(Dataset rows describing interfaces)
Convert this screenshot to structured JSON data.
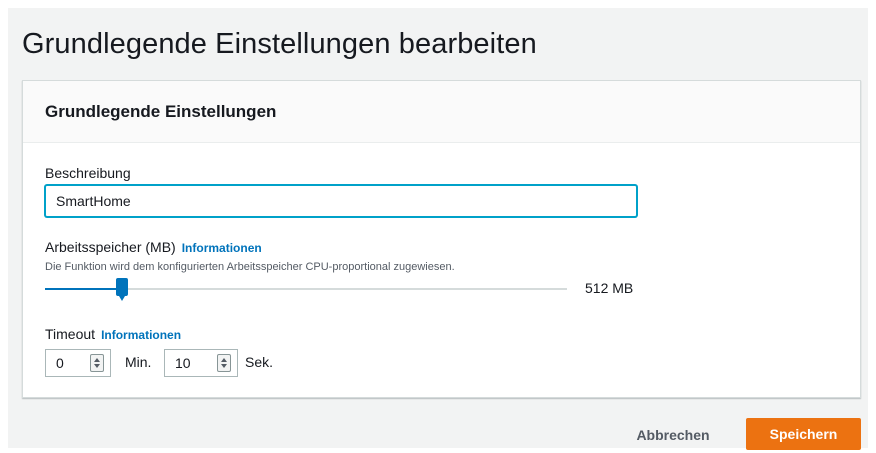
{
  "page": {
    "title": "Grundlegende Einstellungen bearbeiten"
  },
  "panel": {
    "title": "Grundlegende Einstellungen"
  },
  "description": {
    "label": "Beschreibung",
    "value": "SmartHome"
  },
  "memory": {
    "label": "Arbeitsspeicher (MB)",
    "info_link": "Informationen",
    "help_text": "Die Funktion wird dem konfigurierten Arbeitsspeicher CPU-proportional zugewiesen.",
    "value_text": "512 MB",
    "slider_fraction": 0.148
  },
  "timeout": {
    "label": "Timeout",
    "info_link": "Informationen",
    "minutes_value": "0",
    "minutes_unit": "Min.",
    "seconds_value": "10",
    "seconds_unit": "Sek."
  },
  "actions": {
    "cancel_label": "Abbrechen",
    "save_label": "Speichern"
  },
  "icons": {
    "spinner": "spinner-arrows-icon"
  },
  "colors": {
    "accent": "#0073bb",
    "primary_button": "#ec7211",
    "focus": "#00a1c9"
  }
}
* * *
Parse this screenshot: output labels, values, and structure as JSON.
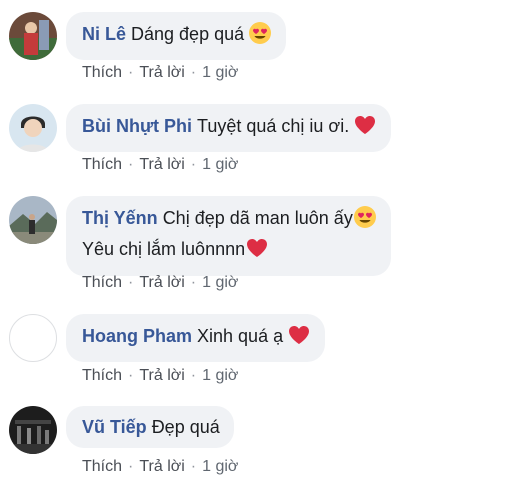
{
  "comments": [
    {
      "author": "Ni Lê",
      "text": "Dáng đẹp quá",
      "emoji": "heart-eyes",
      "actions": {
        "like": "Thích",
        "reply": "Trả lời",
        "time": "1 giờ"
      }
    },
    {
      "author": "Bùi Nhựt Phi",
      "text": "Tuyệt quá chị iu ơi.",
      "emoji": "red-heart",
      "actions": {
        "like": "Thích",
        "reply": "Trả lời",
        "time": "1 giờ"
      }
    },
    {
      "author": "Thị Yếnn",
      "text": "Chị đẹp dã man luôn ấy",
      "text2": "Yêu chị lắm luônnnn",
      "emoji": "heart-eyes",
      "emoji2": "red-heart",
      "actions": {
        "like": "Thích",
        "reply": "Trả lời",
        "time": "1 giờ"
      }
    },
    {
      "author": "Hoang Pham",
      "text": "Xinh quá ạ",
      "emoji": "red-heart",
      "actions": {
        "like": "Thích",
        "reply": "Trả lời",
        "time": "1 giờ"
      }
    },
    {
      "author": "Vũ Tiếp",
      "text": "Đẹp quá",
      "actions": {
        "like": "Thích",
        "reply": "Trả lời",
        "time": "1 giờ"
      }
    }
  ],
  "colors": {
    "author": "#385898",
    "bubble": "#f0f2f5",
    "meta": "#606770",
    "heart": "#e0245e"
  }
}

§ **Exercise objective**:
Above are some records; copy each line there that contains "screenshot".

§ **Finished exercise**:
Convert this screenshot to structured JSON data.
Parse this screenshot: output labels, values, and structure as JSON.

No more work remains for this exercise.